The Brisbane Bombers are one of Queenslands biggest bid teams, and have the backing of Lord Mayor Adrian Schrinner. Picture: Annette Dew.

The NRL's youngest club, the Gold Coast Titans, were awarded the game's 16th licence in May 2005, giving them about 18 months to prepare for their first season in 2007.

That would be the minimum time the successful franchise needs to begin recruiting players and establishing a roster for their launch.

The expansion debate was one of the NRL's hottest topics on the eve of last year's season, with former CEO Todd Greenberg bullish about Queensland's hopes of securing a fourth club.

Bid teams started strengthening their plans to present to the NRL, with multiple options coming to light.

But within weeks the COVID-19 pandemic brought the country to standstill, forcing the suspension of the NRL season and massive financial issues.

V'landys, new CEO Andrew Abdo and the game's Project Apollo committee fought gallantly to relaunch the competition after a two-month hiatus, but the NRL suffered massive job losses and salary cuts after having to renegotiate a new broadcast deal.

A number of south east Queensland franchises remain hopeful of securing an NRL licence.

Among them are the Brisbane Bombers, Brisbane Firehawks (Easts Tigers), Western Corridor (Ipswich) and Redcliffe Dolphins.

The Redcliffe Dolphins say they are ready to join the NRL. Picture: AAP.
The Redcliffe Dolphins say they are ready to join the NRL. Picture: AAP.

The Dolphins have ramped up their plans in recent months, claiming they are "ready to go" and launching a campaign for the public to be involved in the naming of the club.

The club will retain the Dolphins moniker but remove the Redcliffe name if successful to appeal to a wider section of fans.

Dolphins bid chief Terry Reader said the franchise was ready to tender for a licence if the NRL decides to pursue expansion.

"We are in a very good position," he said.

"We have launched a website - Dolphins NRL - to cover everything about us and frequently asked questions.

"We have put out everything about how we will be set up, how it will work, where we will play.

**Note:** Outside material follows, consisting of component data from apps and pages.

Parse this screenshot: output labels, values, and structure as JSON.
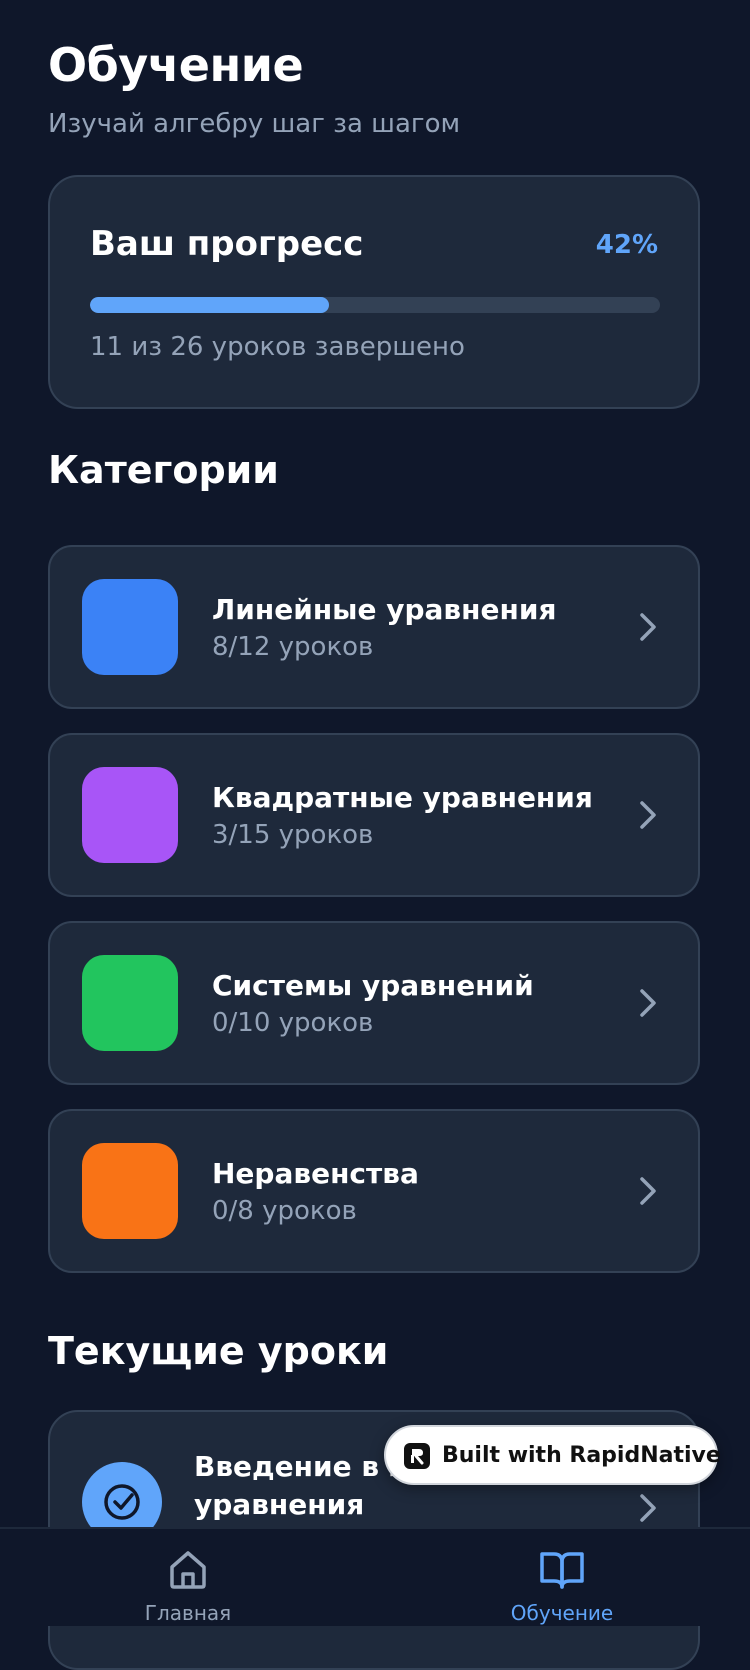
{
  "header": {
    "title": "Обучение",
    "subtitle": "Изучай алгебру шаг за шагом"
  },
  "progress": {
    "title": "Ваш прогресс",
    "percent_label": "42%",
    "percent": 42,
    "caption": "11 из 26 уроков завершено"
  },
  "categories": {
    "title": "Категории",
    "items": [
      {
        "name": "Линейные уравнения",
        "count": "8/12 уроков",
        "color": "#3b82f6"
      },
      {
        "name": "Квадратные уравнения",
        "count": "3/15 уроков",
        "color": "#a855f7"
      },
      {
        "name": "Системы уравнений",
        "count": "0/10 уроков",
        "color": "#22c55e"
      },
      {
        "name": "Неравенства",
        "count": "0/8 уроков",
        "color": "#f97316"
      }
    ]
  },
  "current_lessons": {
    "title": "Текущие уроки",
    "items": [
      {
        "title": "Введение в линейные уравнения",
        "icon": "check-circle-icon"
      }
    ]
  },
  "badge": {
    "text": "Built with RapidNative"
  },
  "tabbar": {
    "items": [
      {
        "label": "Главная",
        "icon": "home-icon",
        "active": false
      },
      {
        "label": "Обучение",
        "icon": "book-open-icon",
        "active": true
      }
    ]
  },
  "colors": {
    "background": "#0f172a",
    "card": "#1e293b",
    "accent": "#60a5fa",
    "muted": "#94a3b8",
    "tab_inactive": "#94a3b8"
  }
}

We have launched our own membership and merchandise range for the bid.

"We're meeting with the Brisbane and Sunshine Coast mayors in the coming months to talk about our plans as well as the Queensland Rugby League.

"We're making sure we're putting things in place and doing the things we need to so we're set to go when the time comes."

However Redcliffe's preparedness may not be enough as the NRL faces numerous hurdles to deliver Brisbane a new team.

Originally published as Brisbane blow: NRL expansion on life support